▸ PROVIDED DATA:
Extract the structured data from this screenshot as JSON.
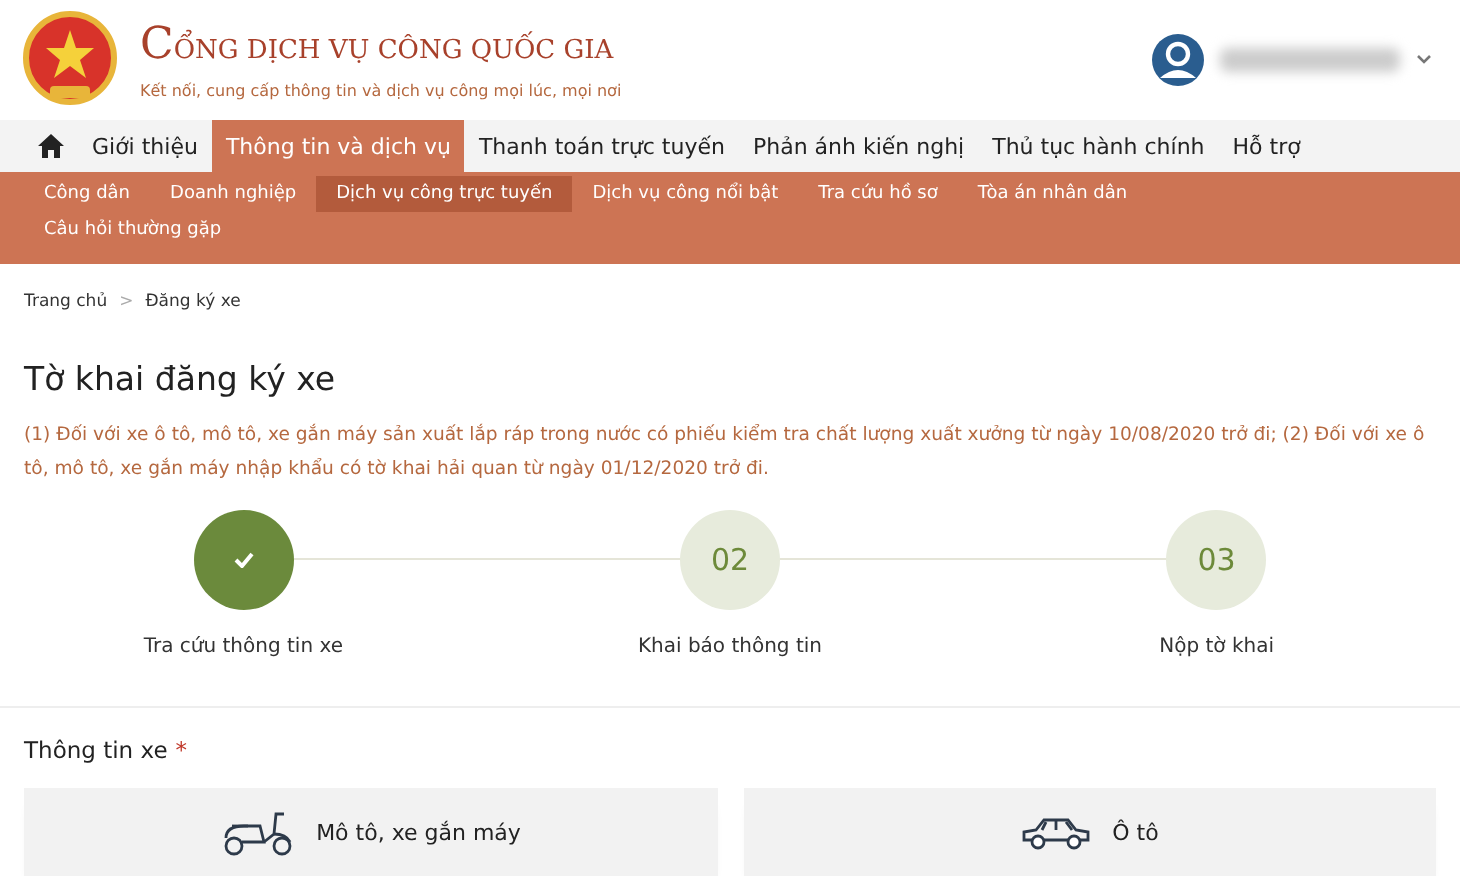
{
  "header": {
    "title": "CỔNG DỊCH VỤ CÔNG QUỐC GIA",
    "tagline": "Kết nối, cung cấp thông tin và dịch vụ công mọi lúc, mọi nơi"
  },
  "main_nav": [
    {
      "kind": "home",
      "selected": false
    },
    {
      "kind": "link",
      "label": "Giới thiệu",
      "selected": false
    },
    {
      "kind": "link",
      "label": "Thông tin và dịch vụ",
      "selected": true
    },
    {
      "kind": "link",
      "label": "Thanh toán trực tuyến",
      "selected": false
    },
    {
      "kind": "link",
      "label": "Phản ánh kiến nghị",
      "selected": false
    },
    {
      "kind": "link",
      "label": "Thủ tục hành chính",
      "selected": false
    },
    {
      "kind": "link",
      "label": "Hỗ trợ",
      "selected": false
    }
  ],
  "sub_nav": [
    {
      "label": "Công dân",
      "selected": false
    },
    {
      "label": "Doanh nghiệp",
      "selected": false
    },
    {
      "label": "Dịch vụ công trực tuyến",
      "selected": true
    },
    {
      "label": "Dịch vụ công nổi bật",
      "selected": false
    },
    {
      "label": "Tra cứu hồ sơ",
      "selected": false
    },
    {
      "label": "Tòa án nhân dân",
      "selected": false
    },
    {
      "label": "Câu hỏi thường gặp",
      "selected": false
    }
  ],
  "breadcrumb": {
    "items": [
      "Trang chủ",
      "Đăng ký xe"
    ],
    "separator": ">"
  },
  "page_title": "Tờ khai đăng ký xe",
  "notice": "(1) Đối với xe ô tô, mô tô, xe gắn máy sản xuất lắp ráp trong nước có phiếu kiểm tra chất lượng xuất xưởng từ ngày 10/08/2020 trở đi; (2) Đối với xe ô tô, mô tô, xe gắn máy nhập khẩu có tờ khai hải quan từ ngày 01/12/2020 trở đi.",
  "steps": [
    {
      "done": true,
      "label": "Tra cứu thông tin xe"
    },
    {
      "done": false,
      "number": "02",
      "label": "Khai báo thông tin"
    },
    {
      "done": false,
      "number": "03",
      "label": "Nộp tờ khai"
    }
  ],
  "vehicle_info": {
    "label": "Thông tin xe",
    "required_marker": "*",
    "options": [
      {
        "kind": "motorbike",
        "label": "Mô tô, xe gắn máy"
      },
      {
        "kind": "car",
        "label": "Ô tô"
      }
    ]
  }
}
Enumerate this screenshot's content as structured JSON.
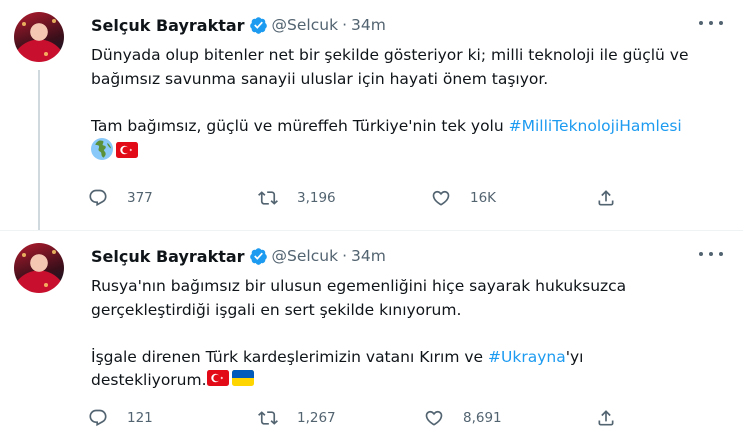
{
  "tweets": [
    {
      "author": {
        "name": "Selçuk Bayraktar",
        "handle": "@Selcuk"
      },
      "separator": "·",
      "time": "34m",
      "lines": [
        "Dünyada olup bitenler net bir şekilde gösteriyor ki; milli teknoloji ile güçlü ve",
        "bağımsız savunma sanayii uluslar için hayati önem taşıyor."
      ],
      "line3_text": "Tam bağımsız, güçlü ve müreffeh Türkiye'nin tek yolu ",
      "hashtag": "#MilliTeknolojiHamlesi",
      "emojis": [
        "globe-europe-africa",
        "flag-turkey"
      ],
      "counts": {
        "replies": "377",
        "retweets": "3,196",
        "likes": "16K"
      }
    },
    {
      "author": {
        "name": "Selçuk Bayraktar",
        "handle": "@Selcuk"
      },
      "separator": "·",
      "time": "34m",
      "lines": [
        "Rusya'nın bağımsız bir ulusun egemenliğini hiçe sayarak hukuksuzca",
        "gerçekleştirdiği işgali en sert şekilde kınıyorum."
      ],
      "line3_text": "İşgale direnen Türk kardeşlerimizin vatanı Kırım ve ",
      "hashtag": "#Ukrayna",
      "line3_suffix": "'yı",
      "line4_text": "destekliyorum.",
      "emojis": [
        "flag-turkey",
        "flag-ukraine"
      ],
      "counts": {
        "replies": "121",
        "retweets": "1,267",
        "likes": "8,691"
      }
    }
  ],
  "colors": {
    "accent": "#1d9bf0",
    "text": "#0f1419",
    "muted": "#536471",
    "divider": "#eff3f4",
    "thread": "#cfd9de"
  }
}
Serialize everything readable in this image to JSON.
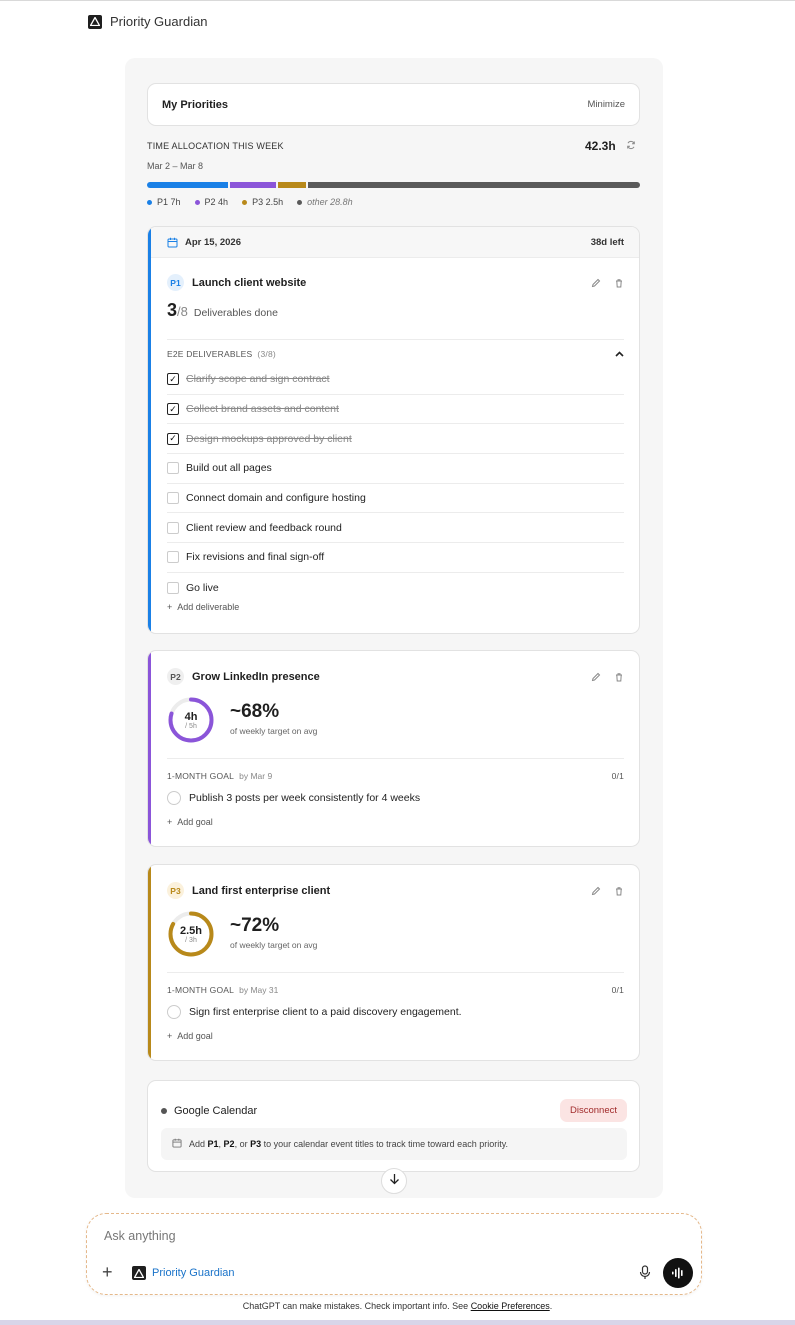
{
  "app": {
    "name": "Priority Guardian"
  },
  "widget": {
    "title": "My Priorities",
    "minimize_label": "Minimize"
  },
  "time_allocation": {
    "label": "TIME ALLOCATION THIS WEEK",
    "range": "Mar 2 – Mar 8",
    "total": "42.3h",
    "segments": [
      {
        "name": "P1",
        "hours": 7,
        "color": "#1a80e6"
      },
      {
        "name": "P2",
        "hours": 4,
        "color": "#8b55d9"
      },
      {
        "name": "P3",
        "hours": 2.5,
        "color": "#b8891a"
      },
      {
        "name": "other",
        "hours": 28.8,
        "color": "#5a5a5a"
      }
    ],
    "legend": [
      "P1 7h",
      "P2 4h",
      "P3 2.5h",
      "other 28.8h"
    ]
  },
  "p1": {
    "badge": "P1",
    "color": "#1a80e6",
    "date": "Apr 15, 2026",
    "days_left": "38d left",
    "title": "Launch client website",
    "done_count": "3",
    "total_count": "/8",
    "done_label": "Deliverables done",
    "section_label": "E2E DELIVERABLES",
    "section_count": "(3/8)",
    "deliverables": [
      {
        "text": "Clarify scope and sign contract",
        "done": true
      },
      {
        "text": "Collect brand assets and content",
        "done": true
      },
      {
        "text": "Design mockups approved by client",
        "done": true
      },
      {
        "text": "Build out all pages",
        "done": false
      },
      {
        "text": "Connect domain and configure hosting",
        "done": false
      },
      {
        "text": "Client review and feedback round",
        "done": false
      },
      {
        "text": "Fix revisions and final sign-off",
        "done": false
      },
      {
        "text": "Go live",
        "done": false
      }
    ],
    "add_label": "Add deliverable"
  },
  "p2": {
    "badge": "P2",
    "color": "#8b55d9",
    "title": "Grow LinkedIn presence",
    "hours": "4h",
    "target": "/ 5h",
    "progress": 0.8,
    "percent": "~68%",
    "percent_label": "of weekly target on avg",
    "goal_label": "1-MONTH GOAL",
    "goal_by": "by Mar 9",
    "goal_count": "0/1",
    "goal_text": "Publish 3 posts per week consistently for 4 weeks",
    "add_label": "Add goal"
  },
  "p3": {
    "badge": "P3",
    "color": "#b8891a",
    "title": "Land first enterprise client",
    "hours": "2.5h",
    "target": "/ 3h",
    "progress": 0.83,
    "percent": "~72%",
    "percent_label": "of weekly target on avg",
    "goal_label": "1-MONTH GOAL",
    "goal_by": "by May 31",
    "goal_count": "0/1",
    "goal_text": "Sign first enterprise client to a paid discovery engagement.",
    "add_label": "Add goal"
  },
  "gcal": {
    "name": "Google Calendar",
    "disconnect_label": "Disconnect",
    "hint_pre": "Add ",
    "hint_p1": "P1",
    "hint_sep1": ", ",
    "hint_p2": "P2",
    "hint_sep2": ", or ",
    "hint_p3": "P3",
    "hint_post": " to your calendar event titles to track time toward each priority."
  },
  "composer": {
    "placeholder": "Ask anything",
    "app_chip": "Priority Guardian"
  },
  "footer": {
    "text": "ChatGPT can make mistakes. Check important info. See ",
    "link": "Cookie Preferences",
    "end": "."
  }
}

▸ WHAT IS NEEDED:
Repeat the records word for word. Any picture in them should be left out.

▸ ANSWER SPACE:
Extract the structured data from this screenshot as JSON.
{
  "header": {
    "title": "CỔNG DỊCH VỤ CÔNG QUỐC GIA",
    "tagline": "Kết nối, cung cấp thông tin và dịch vụ công mọi lúc, mọi nơi"
  },
  "main_nav": [
    {
      "kind": "home",
      "selected": false
    },
    {
      "kind": "link",
      "label": "Giới thiệu",
      "selected": false
    },
    {
      "kind": "link",
      "label": "Thông tin và dịch vụ",
      "selected": true
    },
    {
      "kind": "link",
      "label": "Thanh toán trực tuyến",
      "selected": false
    },
    {
      "kind": "link",
      "label": "Phản ánh kiến nghị",
      "selected": false
    },
    {
      "kind": "link",
      "label": "Thủ tục hành chính",
      "selected": false
    },
    {
      "kind": "link",
      "label": "Hỗ trợ",
      "selected": false
    }
  ],
  "sub_nav": [
    {
      "label": "Công dân",
      "selected": false
    },
    {
      "label": "Doanh nghiệp",
      "selected": false
    },
    {
      "label": "Dịch vụ công trực tuyến",
      "selected": true
    },
    {
      "label": "Dịch vụ công nổi bật",
      "selected": false
    },
    {
      "label": "Tra cứu hồ sơ",
      "selected": false
    },
    {
      "label": "Tòa án nhân dân",
      "selected": false
    },
    {
      "label": "Câu hỏi thường gặp",
      "selected": false
    }
  ],
  "breadcrumb": {
    "items": [
      "Trang chủ",
      "Đăng ký xe"
    ],
    "separator": ">"
  },
  "page_title": "Tờ khai đăng ký xe",
  "notice": "(1) Đối với xe ô tô, mô tô, xe gắn máy sản xuất lắp ráp trong nước có phiếu kiểm tra chất lượng xuất xưởng từ ngày 10/08/2020 trở đi; (2) Đối với xe ô tô, mô tô, xe gắn máy nhập khẩu có tờ khai hải quan từ ngày 01/12/2020 trở đi.",
  "steps": [
    {
      "done": true,
      "label": "Tra cứu thông tin xe"
    },
    {
      "done": false,
      "number": "02",
      "label": "Khai báo thông tin"
    },
    {
      "done": false,
      "number": "03",
      "label": "Nộp tờ khai"
    }
  ],
  "vehicle_info": {
    "label": "Thông tin xe",
    "required_marker": "*",
    "options": [
      {
        "kind": "motorbike",
        "label": "Mô tô, xe gắn máy"
      },
      {
        "kind": "car",
        "label": "Ô tô"
      }
    ]
  }
}
Enumerate this screenshot's content as structured JSON.
{
  "tweets": [
    {
      "author": {
        "name": "Selçuk Bayraktar",
        "handle": "@Selcuk"
      },
      "separator": "·",
      "time": "34m",
      "lines": [
        "Dünyada olup bitenler net bir şekilde gösteriyor ki; milli teknoloji ile güçlü ve",
        "bağımsız savunma sanayii uluslar için hayati önem taşıyor."
      ],
      "line3_text": "Tam bağımsız, güçlü ve müreffeh Türkiye'nin tek yolu ",
      "hashtag": "#MilliTeknolojiHamlesi",
      "emojis": [
        "globe-europe-africa",
        "flag-turkey"
      ],
      "counts": {
        "replies": "377",
        "retweets": "3,196",
        "likes": "16K"
      }
    },
    {
      "author": {
        "name": "Selçuk Bayraktar",
        "handle": "@Selcuk"
      },
      "separator": "·",
      "time": "34m",
      "lines": [
        "Rusya'nın bağımsız bir ulusun egemenliğini hiçe sayarak hukuksuzca",
        "gerçekleştirdiği işgali en sert şekilde kınıyorum."
      ],
      "line3_text": "İşgale direnen Türk kardeşlerimizin vatanı Kırım ve ",
      "hashtag": "#Ukrayna",
      "line3_suffix": "'yı",
      "line4_text": "destekliyorum.",
      "emojis": [
        "flag-turkey",
        "flag-ukraine"
      ],
      "counts": {
        "replies": "121",
        "retweets": "1,267",
        "likes": "8,691"
      }
    }
  ],
  "colors": {
    "accent": "#1d9bf0",
    "text": "#0f1419",
    "muted": "#536471",
    "divider": "#eff3f4",
    "thread": "#cfd9de"
  }
}
Serialize everything readable in this image to JSON.
{
  "app": {
    "name": "Priority Guardian"
  },
  "widget": {
    "title": "My Priorities",
    "minimize_label": "Minimize"
  },
  "time_allocation": {
    "label": "TIME ALLOCATION THIS WEEK",
    "range": "Mar 2 – Mar 8",
    "total": "42.3h",
    "segments": [
      {
        "name": "P1",
        "hours": 7,
        "color": "#1a80e6"
      },
      {
        "name": "P2",
        "hours": 4,
        "color": "#8b55d9"
      },
      {
        "name": "P3",
        "hours": 2.5,
        "color": "#b8891a"
      },
      {
        "name": "other",
        "hours": 28.8,
        "color": "#5a5a5a"
      }
    ],
    "legend": [
      "P1 7h",
      "P2 4h",
      "P3 2.5h",
      "other 28.8h"
    ]
  },
  "p1": {
    "badge": "P1",
    "color": "#1a80e6",
    "date": "Apr 15, 2026",
    "days_left": "38d left",
    "title": "Launch client website",
    "done_count": "3",
    "total_count": "/8",
    "done_label": "Deliverables done",
    "section_label": "E2E DELIVERABLES",
    "section_count": "(3/8)",
    "deliverables": [
      {
        "text": "Clarify scope and sign contract",
        "done": true
      },
      {
        "text": "Collect brand assets and content",
        "done": true
      },
      {
        "text": "Design mockups approved by client",
        "done": true
      },
      {
        "text": "Build out all pages",
        "done": false
      },
      {
        "text": "Connect domain and configure hosting",
        "done": false
      },
      {
        "text": "Client review and feedback round",
        "done": false
      },
      {
        "text": "Fix revisions and final sign-off",
        "done": false
      },
      {
        "text": "Go live",
        "done": false
      }
    ],
    "add_label": "Add deliverable"
  },
  "p2": {
    "badge": "P2",
    "color": "#8b55d9",
    "title": "Grow LinkedIn presence",
    "hours": "4h",
    "target": "/ 5h",
    "progress": 0.8,
    "percent": "~68%",
    "percent_label": "of weekly target on avg",
    "goal_label": "1-MONTH GOAL",
    "goal_by": "by Mar 9",
    "goal_count": "0/1",
    "goal_text": "Publish 3 posts per week consistently for 4 weeks",
    "add_label": "Add goal"
  },
  "p3": {
    "badge": "P3",
    "color": "#b8891a",
    "title": "Land first enterprise client",
    "hours": "2.5h",
    "target": "/ 3h",
    "progress": 0.83,
    "percent": "~72%",
    "percent_label": "of weekly target on avg",
    "goal_label": "1-MONTH GOAL",
    "goal_by": "by May 31",
    "goal_count": "0/1",
    "goal_text": "Sign first enterprise client to a paid discovery engagement.",
    "add_label": "Add goal"
  },
  "gcal": {
    "name": "Google Calendar",
    "disconnect_label": "Disconnect",
    "hint_pre": "Add ",
    "hint_p1": "P1",
    "hint_sep1": ", ",
    "hint_p2": "P2",
    "hint_sep2": ", or ",
    "hint_p3": "P3",
    "hint_post": " to your calendar event titles to track time toward each priority."
  },
  "composer": {
    "placeholder": "Ask anything",
    "app_chip": "Priority Guardian"
  },
  "footer": {
    "text": "ChatGPT can make mistakes. Check important info. See ",
    "link": "Cookie Preferences",
    "end": "."
  }
}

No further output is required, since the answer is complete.